Radiated Tortoises

Radiated tortoises are one of the world’s rarest tortoises. This species naturally resides in the south and southwestern regions of Madagascar. Radiated tortoises are critically endangered due to a loss of habitat, being poached for food, and pet trade exploitation. It is illegal to export and import radiated tortoises as a critically endangered species. However, people still smuggle radiated tortoises out of Madagascar. Recently, Eden Reforestation Projects stopped eight radiated tortoises from being smuggled and nursed them back to health at the Eden Nature Center in Mahajanga.


There are over 150 species of chameleons. Two-thirds of all of these chameleon species are endemic to Madagascar and over fifty percent of them are threatened with extinction. The Belalanda chameleon, bizarre-nosed chameleon, and Namoroka leaf chameleon are three examples of chameleon species that are critically endangered. Deforestation and pet trade are the primary reasons the chameleon population is declining. To prevent chameleons from becoming extinct, protection of the species and their habitat is critical.
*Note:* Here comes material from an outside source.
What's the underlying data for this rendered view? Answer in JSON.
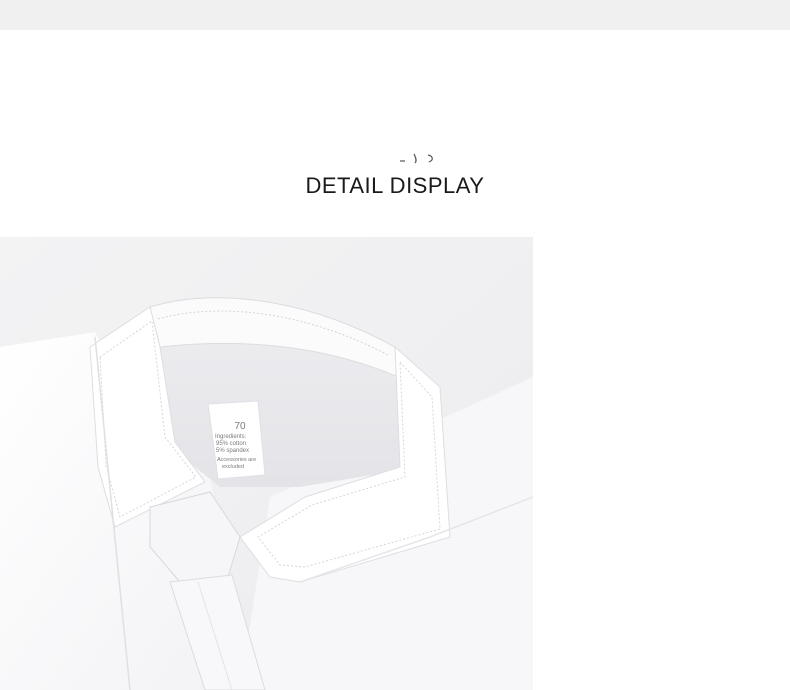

Protecting Endangered Species

As poaching and deforestation continue, the risk of extinction increases for all of the species in Madagascar. Eden Reforestation Projects is taking action to protect and restore natural habitats through their Employ-to-Plant methodology. They have hired hundreds of local villagers in Madagascar to restore their forests by planting trees. To this day, over 309 million trees have been planted in Madagascar, and thousands more are being planted every day. Eden Reforestation Projects is partnered with two National Park systems in Madagascar to reforest and revive endangered species’ natural habitat. The projects ’ restoration efforts are bringing back the forests and creating a haven for many of the endangered species in Madagascar.

Eden Reforestation Projects further protects endangered and vulnerable species through the Eden Nature Center. Some of these species include the aye-aye, the flat-tailed spider tortoise, the fossa, the madagascan flying fox and the madagascar sea-eagle. Employees of Eden Reforestation Projects safely retrieve species that are in danger due to smuggling, poaching, injuries, and more. At the Eden Nature Center, species are nursed back to health and are protected from further harm. These species are either released back into their natural habitat or within the Nature Center’s forest to continue wildlife conservation efforts.